RECORDS FOR THE EXERCISE:
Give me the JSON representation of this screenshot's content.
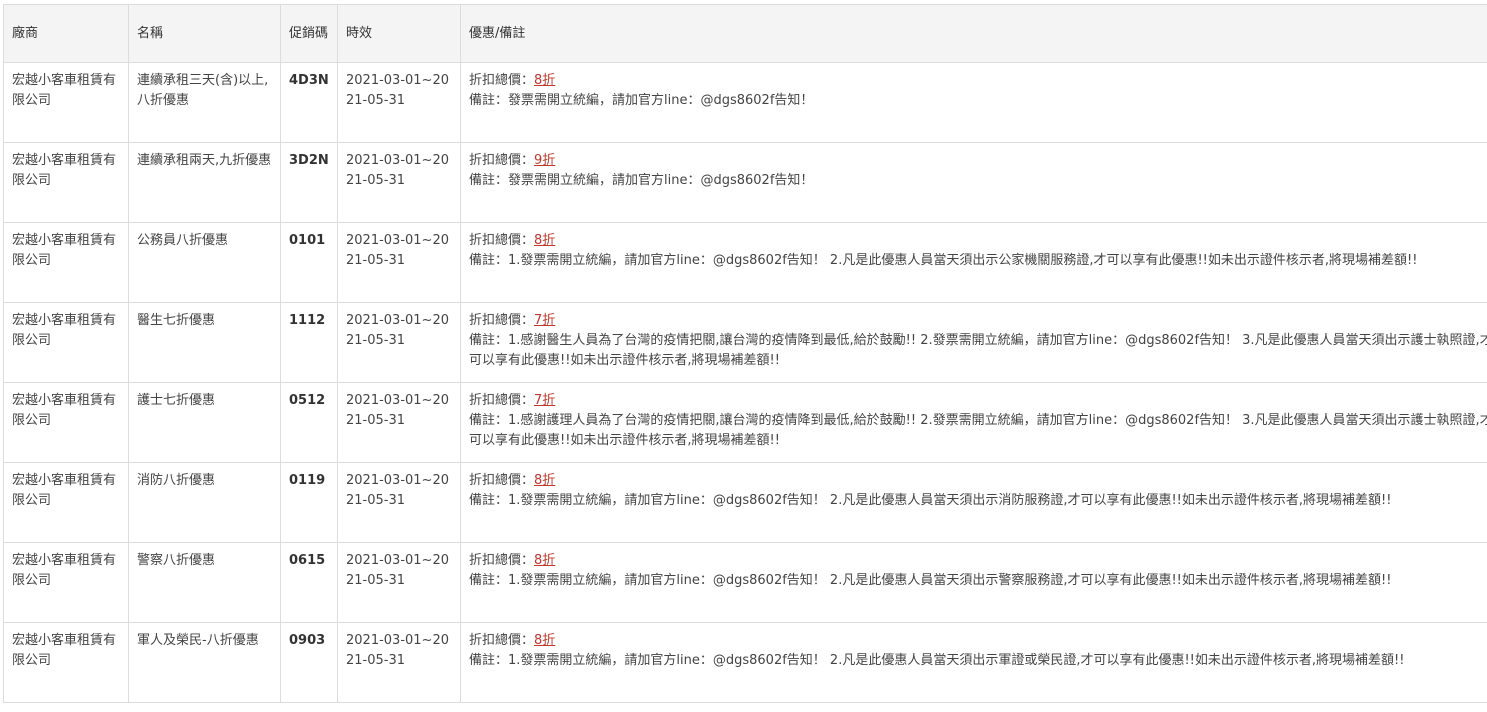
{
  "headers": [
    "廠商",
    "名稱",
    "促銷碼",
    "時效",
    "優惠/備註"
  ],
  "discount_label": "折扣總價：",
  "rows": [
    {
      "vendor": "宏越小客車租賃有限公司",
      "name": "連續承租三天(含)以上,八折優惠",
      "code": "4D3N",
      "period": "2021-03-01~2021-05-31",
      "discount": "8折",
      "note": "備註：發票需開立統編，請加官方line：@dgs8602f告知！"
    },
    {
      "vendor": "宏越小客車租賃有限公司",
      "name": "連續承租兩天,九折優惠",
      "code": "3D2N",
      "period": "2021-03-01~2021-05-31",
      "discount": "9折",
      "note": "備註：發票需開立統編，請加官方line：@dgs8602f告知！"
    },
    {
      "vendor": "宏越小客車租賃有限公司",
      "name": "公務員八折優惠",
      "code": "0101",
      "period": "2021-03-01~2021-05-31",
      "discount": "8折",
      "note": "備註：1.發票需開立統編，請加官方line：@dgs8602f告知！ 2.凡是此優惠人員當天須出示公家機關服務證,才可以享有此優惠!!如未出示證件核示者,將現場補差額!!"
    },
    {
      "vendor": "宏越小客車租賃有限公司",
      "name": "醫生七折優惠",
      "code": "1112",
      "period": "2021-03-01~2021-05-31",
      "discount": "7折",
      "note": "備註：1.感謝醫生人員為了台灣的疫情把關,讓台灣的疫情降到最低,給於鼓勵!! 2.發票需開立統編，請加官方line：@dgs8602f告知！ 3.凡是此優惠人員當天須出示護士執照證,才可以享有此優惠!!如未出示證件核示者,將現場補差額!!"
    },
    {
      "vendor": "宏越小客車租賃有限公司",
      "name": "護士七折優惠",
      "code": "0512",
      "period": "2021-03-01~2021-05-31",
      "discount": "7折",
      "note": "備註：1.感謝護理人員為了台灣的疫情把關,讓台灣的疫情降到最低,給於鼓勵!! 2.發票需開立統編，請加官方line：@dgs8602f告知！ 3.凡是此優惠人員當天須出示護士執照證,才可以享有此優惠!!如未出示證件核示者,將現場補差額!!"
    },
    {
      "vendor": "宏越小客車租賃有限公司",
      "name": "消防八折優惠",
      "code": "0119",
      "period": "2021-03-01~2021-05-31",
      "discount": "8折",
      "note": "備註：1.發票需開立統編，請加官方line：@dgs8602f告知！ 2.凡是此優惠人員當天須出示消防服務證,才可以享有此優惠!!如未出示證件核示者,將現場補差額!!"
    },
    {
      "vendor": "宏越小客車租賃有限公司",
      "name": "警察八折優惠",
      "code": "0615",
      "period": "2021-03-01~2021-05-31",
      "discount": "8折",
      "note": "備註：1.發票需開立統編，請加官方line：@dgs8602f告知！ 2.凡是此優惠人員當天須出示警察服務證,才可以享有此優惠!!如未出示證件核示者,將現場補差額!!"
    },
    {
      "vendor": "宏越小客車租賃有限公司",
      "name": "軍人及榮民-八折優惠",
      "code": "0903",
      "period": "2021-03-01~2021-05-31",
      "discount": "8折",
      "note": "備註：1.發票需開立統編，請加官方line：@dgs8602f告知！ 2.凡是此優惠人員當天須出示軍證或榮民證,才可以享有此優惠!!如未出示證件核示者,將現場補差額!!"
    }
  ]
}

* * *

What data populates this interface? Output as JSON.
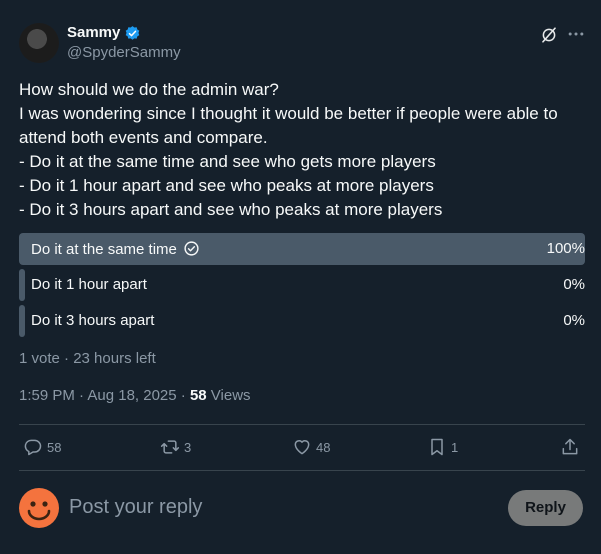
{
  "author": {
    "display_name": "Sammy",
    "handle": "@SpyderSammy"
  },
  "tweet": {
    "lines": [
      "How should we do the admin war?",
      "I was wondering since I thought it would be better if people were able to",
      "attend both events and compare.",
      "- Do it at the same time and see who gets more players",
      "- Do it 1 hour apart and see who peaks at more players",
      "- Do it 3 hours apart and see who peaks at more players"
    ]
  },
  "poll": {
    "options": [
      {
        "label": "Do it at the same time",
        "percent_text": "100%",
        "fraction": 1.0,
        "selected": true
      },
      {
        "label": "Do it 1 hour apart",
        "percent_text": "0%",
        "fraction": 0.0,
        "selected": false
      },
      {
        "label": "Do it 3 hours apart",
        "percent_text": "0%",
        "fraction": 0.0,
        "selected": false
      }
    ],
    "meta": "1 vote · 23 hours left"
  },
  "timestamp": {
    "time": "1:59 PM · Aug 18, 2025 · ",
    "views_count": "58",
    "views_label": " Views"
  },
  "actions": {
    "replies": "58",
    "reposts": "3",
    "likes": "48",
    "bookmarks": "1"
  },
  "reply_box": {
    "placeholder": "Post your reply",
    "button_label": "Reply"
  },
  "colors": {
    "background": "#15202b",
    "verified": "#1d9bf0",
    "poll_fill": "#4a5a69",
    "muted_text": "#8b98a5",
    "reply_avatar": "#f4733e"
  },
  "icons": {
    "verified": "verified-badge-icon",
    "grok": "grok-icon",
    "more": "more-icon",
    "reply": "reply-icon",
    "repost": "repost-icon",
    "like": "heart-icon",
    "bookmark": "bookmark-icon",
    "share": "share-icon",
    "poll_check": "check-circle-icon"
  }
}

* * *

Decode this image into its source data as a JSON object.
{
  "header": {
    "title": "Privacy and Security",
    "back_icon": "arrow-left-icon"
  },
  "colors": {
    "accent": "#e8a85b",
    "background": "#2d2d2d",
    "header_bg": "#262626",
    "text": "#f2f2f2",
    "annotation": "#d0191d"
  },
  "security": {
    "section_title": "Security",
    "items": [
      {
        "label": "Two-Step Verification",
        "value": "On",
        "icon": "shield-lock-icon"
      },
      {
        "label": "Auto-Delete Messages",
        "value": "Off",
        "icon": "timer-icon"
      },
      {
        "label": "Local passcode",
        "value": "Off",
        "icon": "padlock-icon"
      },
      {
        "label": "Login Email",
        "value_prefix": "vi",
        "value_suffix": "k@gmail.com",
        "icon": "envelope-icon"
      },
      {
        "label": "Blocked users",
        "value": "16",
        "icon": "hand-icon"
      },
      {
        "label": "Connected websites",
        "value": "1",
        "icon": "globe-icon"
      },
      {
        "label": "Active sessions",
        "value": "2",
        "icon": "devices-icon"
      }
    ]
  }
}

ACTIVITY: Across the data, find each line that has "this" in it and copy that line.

EXERCISE OUTPUT:
Give me the JSON representation of this screenshot's content.
What data populates this interface? Output as JSON.
Decode this image into its source data as a JSON object.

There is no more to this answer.